â€˘ Japanese Yen: Takes out 112.00 on risk aversion
â€˘ New Zealand Dollar: Record high interest rates lead housing sales to plunge
â€˘ Pound: Consolidates Gains Near 2.11
â€˘ Euro: Range bound near 1.47 on mixed EU Growth, Inflation Forecasts
â€˘ US Dollar: Will import prices provide mild fundamental support?

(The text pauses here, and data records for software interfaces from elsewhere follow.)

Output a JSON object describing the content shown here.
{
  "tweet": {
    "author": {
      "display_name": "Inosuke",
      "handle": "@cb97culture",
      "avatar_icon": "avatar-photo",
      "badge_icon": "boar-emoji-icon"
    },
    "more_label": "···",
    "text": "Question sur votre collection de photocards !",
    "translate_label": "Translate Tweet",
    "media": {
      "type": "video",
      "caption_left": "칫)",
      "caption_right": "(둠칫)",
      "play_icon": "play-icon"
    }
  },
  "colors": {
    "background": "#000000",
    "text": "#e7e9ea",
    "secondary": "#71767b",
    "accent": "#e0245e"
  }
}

Both EUR/USD and GBP/USD held to 50 point ranges overnight, as minimal news flow left the pairs to consolidate yesterdayâ€™s gains. However, there was a marked pullback in carry trades like USD/JPY, GBP/JPY, and AUD/JPY as the Nikkei closed down 1 percent â€“ the sixth straight losing day â€“ on reports that Mizuho Securities may have lost as much as 100 billion yen as a result of the problems in the US subprime mortgage market. As if it wasnâ€™t already clear before, the contagion of the US housing market collapse has the potential to spread not only throughout the US economy, but also into global financial markets as weâ€™ve already seen exemplified in the UK with Northern Rock. Japan was previously thought to be relatively shielded from subprime risk, but evidence is starting to indicate otherwise.
Meanwhile, economic data out of the Euro-zone proved to be fairly lackluster. The European Union raised the 2008 inflation forecast for the region to 2.1 percent from 1.9 percent, reiterating ECB President Trichetâ€™s comments that upside inflation risks remain. However, the outlook for 2008 GDP was revised lower to 2.2 percent from 2.5 percent, all of which suggests that the central bank has very little room to maneuver in monetary policy as raising interest rates further will be very much to the detriment of expansion. The oft-forgotten Swissie also benefited from the drop in carry trades overnight as well as the release of the SECO Consumer Climate index. The quarterly release was stronger than expected at 15 as tight labor market conditions offset the woes of the financial markets as domestic sentiment remains positive. Indeed, while the Swiss franc has appreciated quite a bit against the US dollar, the currency has actually depreciated against the Euro over the past year. The Euro-zone is by and large Switzerlandâ€™s biggest trade partner, so this has helped fuel export demand along with the rampant hiring witnessed over the past year. The EUR/CHF price action has also fueled upside import inflation risks for the economy, and given these buoyant conditions, the Swiss National Bank is likely to continue with their rate normalization cycle in December.
This morning, traders await US import price inflation data for the month of October, and given the broad weakness of the greenback along with a surge in commodities during the reporting period, the index is anticipated to jump. However, it remains to be seen if the markets can be convinced that the Fed may leave rates steady in December in order to respect their price stability mandate, or if they will continue to sell off the dollar and price in a 25bp cut in the hopes of staving off a recession and crash in the US equity markets.